This wasn’t a day to rant about Translink (for some people) but it was a day to talk, discuss, brainstorm, address hot-button issues and make some cool art. Some of the session titles were: Ask the Gurus, Best Practices, Car Free Day/Events, Transfers, Building a Community within the Community, Social Media for Transit, Wireless Everywhere Transit… and more.
Roland captured most of it on his UStream, and John was able to make some really great summary posts.
Here’s a short summary from the two sessions I attended:
Evolving from the free day we get on New Years, the topic of encouraging others to take transit instead of their cars generated much discussion.
Should a group of individuals sponsor a pro-active campaign, handing out cards and fliers to riders to promote another “free day” of transit? Something like this would certainly be at a cost to Translink and offering pamphlets to commuters wouldn’t be very effective.
The thought I shared with others in the room was to get Translink to participate in events instead of actually being the initiator ie. there’s a community festival out in Tsawwassen, and all those who attend are encouraged to come by transit. You could even have prizes for those who submit their fare stubs for added incentive. Translink could then be a PARTNER in the event alongside cycling coalitions or other societies and groups.

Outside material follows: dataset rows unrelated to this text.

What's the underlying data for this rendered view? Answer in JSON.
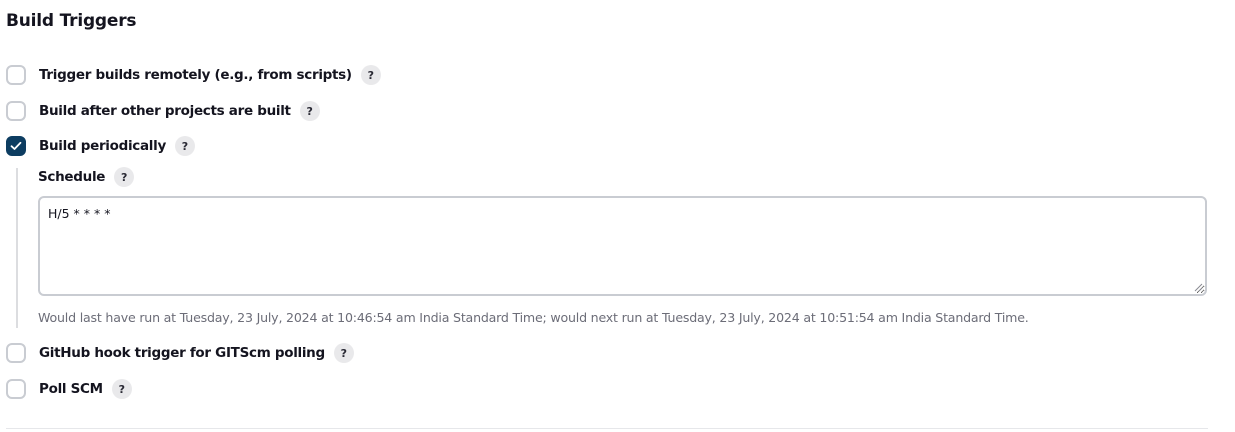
{
  "section": {
    "title": "Build Triggers"
  },
  "triggers": [
    {
      "label": "Trigger builds remotely (e.g., from scripts)",
      "checked": false,
      "help": "?"
    },
    {
      "label": "Build after other projects are built",
      "checked": false,
      "help": "?"
    },
    {
      "label": "Build periodically",
      "checked": true,
      "help": "?"
    },
    {
      "label": "GitHub hook trigger for GITScm polling",
      "checked": false,
      "help": "?"
    },
    {
      "label": "Poll SCM",
      "checked": false,
      "help": "?"
    }
  ],
  "schedule": {
    "label": "Schedule",
    "help": "?",
    "value": "H/5 * * * *",
    "hint": "Would last have run at Tuesday, 23 July, 2024 at 10:46:54 am India Standard Time; would next run at Tuesday, 23 July, 2024 at 10:51:54 am India Standard Time."
  },
  "colors": {
    "checked_fill": "#0d3d61",
    "checkbox_border": "#c9ccd2",
    "help_bg": "#e9e9eb",
    "hint_text": "#6c6d78"
  }
}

We also had a brief presentation from Carol Vignale. Along with Ruth who is an Elder with Tsawwassen First Nation, Carol’s group partnered with a member of the CNIB, and the Delta Police/Community Police Station to create “Safe Route Tsawwassen”. The goal here was to reduce numbers of cars coming to schools, provide information about safe routes to schools (new lines, remove shrubs, crosswalks etc.) and to build up the community shuttle program for Tsawwassen.
Carol, who was also on the GVTA committee and helped with the community shuttle bus initiative, offered up some great information about their group. She was also a part of their local cycling initiative [Canada.com Article]. Carol’s initiative really provides a great module that other communities could put in place and build upon.
A few more topics that came out of this session were: Getting better access to community data, an increase in dialog between riders and Translink, a summarization policies on their website ie. “What is Bill 44?”, and more communication about what resources are available, how they’re available and how Translink actually connects communities.
Topics for discussion: Why is it so hard to get wifi in public spaces (not just cafes or apartments)? Most are City, Translink owned spaces so herein lies the problem. Are we getting wifi on buses? No, a recent article in a local paper basically made it seem like it but this is actually an internal communication system for operators, which won’t be for the public. However when they implement GPS tracking for the public it will work hand in hand with their new scheduling system, which you can text to get ‘next bus’ information for the stop where you’re waiting.
Back to the wifi discussion: Who would provide the blanket bandwidth at transportation hubs/stations? Who would provide the support? Where would it be, places you wait, places where you spend the most time?
What about bandwidth hogs? Where would the hot spot be? Could Translink partner with local shops as access points? Dave points out that in all these scenarios the biggest costs would be tech support and bandwidth.
This particular discussion seemed to really promote FreeTheNet Vancouver, then it turned into something about social networking and media then veered in all other directions before the conch blew announcing time was up.
Things got a little scrambled in a few of the sessions, which mostly consisted of pockets of people in deep discussion, but for the most part things stayed on track. I ducked out before the arts and craft fun times but still got to experience some great conversations. I’m sure more summary posts will pop up, but here are some samples from my photo-documentation this afternoon – the rest are in the Flickr Set.
View more in the Flickr Set.